Virtual Insanity: Online Lives Are Works Of Fiction
1 year ago
The internet gives us ‘regular people’ the opportunity to have a little bit of shine. But can we handle it?
Back in the days on the boulevard of Black Planet, people got comfortable with the concept of using what they had to amass online "friends.” We posted our most flattering pics, interesting celebrity shots found on the web, witty bios and whatever else we could to attract visitors to our pages. And so it continued on with MySpace and Facebook and now Twitter, Tumblr and Google+.
Everyone wants to be liked and appreciated and for many the web has given them the opportunity to experience that in ways they wouldn’t be able to offline. Like Kanye said, “We can’t all be American Idols/but you can grab a camera and shoot a viral” video. And that’s a very cool thing. However, it seems that some people are taking the quest for online notoriety in the wrong direction.

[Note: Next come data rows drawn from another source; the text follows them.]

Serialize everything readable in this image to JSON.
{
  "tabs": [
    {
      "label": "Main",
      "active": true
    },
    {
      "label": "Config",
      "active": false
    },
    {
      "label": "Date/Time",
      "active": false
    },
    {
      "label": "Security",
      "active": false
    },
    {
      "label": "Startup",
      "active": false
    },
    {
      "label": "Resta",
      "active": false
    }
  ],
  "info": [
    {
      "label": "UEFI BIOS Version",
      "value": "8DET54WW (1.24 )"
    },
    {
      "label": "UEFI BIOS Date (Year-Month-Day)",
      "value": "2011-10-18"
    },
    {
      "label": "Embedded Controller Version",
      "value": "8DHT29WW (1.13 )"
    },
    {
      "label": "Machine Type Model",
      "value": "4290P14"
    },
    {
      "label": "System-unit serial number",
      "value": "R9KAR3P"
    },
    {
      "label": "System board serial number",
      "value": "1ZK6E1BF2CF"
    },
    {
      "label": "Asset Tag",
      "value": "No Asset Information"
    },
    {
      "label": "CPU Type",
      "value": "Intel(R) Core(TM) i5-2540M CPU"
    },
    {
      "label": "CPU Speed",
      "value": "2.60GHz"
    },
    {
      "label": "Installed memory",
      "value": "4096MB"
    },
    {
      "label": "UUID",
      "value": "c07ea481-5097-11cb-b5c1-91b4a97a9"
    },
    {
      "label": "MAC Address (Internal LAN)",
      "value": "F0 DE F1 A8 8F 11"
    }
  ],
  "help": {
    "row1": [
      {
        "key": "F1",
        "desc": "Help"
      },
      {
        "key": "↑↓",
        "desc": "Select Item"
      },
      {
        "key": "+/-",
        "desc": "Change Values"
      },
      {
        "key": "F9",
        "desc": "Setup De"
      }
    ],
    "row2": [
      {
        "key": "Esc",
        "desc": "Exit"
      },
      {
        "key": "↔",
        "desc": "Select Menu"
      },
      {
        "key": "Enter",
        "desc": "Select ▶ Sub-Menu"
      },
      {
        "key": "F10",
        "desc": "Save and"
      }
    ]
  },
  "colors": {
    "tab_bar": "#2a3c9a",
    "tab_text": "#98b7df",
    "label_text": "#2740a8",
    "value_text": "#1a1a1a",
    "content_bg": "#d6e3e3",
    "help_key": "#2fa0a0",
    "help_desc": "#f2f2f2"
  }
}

As a journalist in this social media age, I spend a lot of time online. While I scan sites and timelines I see two glaring examples of the wrong way to get an online rep. For one, there seems to be a lot of folks who are blogging not because they love writing or because they have some opinions they want to share with the world, but because they see it as an opportunity to get attention. That’s weak like clock radio speakers, seriously. Yes, some people have grown large audiences from their blogging and a few -- as in a handful -- others have made a fortune. However, if your sole purpose for getting in the online game is so people will know who you are, I’d reconsider.